Exercise brief: Could you set down every record below exactly as it appears?

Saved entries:
↓
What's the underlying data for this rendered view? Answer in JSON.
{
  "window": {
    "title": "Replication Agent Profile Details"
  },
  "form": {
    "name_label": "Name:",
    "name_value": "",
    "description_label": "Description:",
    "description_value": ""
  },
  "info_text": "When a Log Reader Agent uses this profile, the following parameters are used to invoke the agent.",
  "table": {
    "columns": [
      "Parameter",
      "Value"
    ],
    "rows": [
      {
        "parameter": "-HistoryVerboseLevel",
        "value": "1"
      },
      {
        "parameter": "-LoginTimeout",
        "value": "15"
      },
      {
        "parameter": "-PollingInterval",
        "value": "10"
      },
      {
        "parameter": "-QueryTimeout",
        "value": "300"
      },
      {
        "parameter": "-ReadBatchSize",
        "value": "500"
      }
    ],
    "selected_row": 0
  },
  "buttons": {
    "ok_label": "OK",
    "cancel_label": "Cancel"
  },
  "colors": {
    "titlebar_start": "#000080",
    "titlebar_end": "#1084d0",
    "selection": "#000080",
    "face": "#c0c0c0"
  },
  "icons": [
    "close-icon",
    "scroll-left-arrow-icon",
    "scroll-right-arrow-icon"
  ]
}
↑
Exercise result:
What's the underlying data for this rendered view? Answer in JSON.
{
  "window": {
    "title": "Replication Agent Profile Details"
  },
  "form": {
    "name_label": "Name:",
    "name_value": "",
    "description_label": "Description:",
    "description_value": ""
  },
  "info_text": "When a Log Reader Agent uses this profile, the following parameters are used to invoke the agent.",
  "table": {
    "columns": [
      "Parameter",
      "Value"
    ],
    "rows": [
      {
        "parameter": "-HistoryVerboseLevel",
        "value": "1"
      },
      {
        "parameter": "-LoginTimeout",
        "value": "15"
      },
      {
        "parameter": "-PollingInterval",
        "value": "10"
      },
      {
        "parameter": "-QueryTimeout",
        "value": "300"
      },
      {
        "parameter": "-ReadBatchSize",
        "value": "500"
      }
    ],
    "selected_row": 0
  },
  "buttons": {
    "ok_label": "OK",
    "cancel_label": "Cancel"
  },
  "colors": {
    "titlebar_start": "#000080",
    "titlebar_end": "#1084d0",
    "selection": "#000080",
    "face": "#c0c0c0"
  },
  "icons": [
    "close-icon",
    "scroll-left-arrow-icon",
    "scroll-right-arrow-icon"
  ]
}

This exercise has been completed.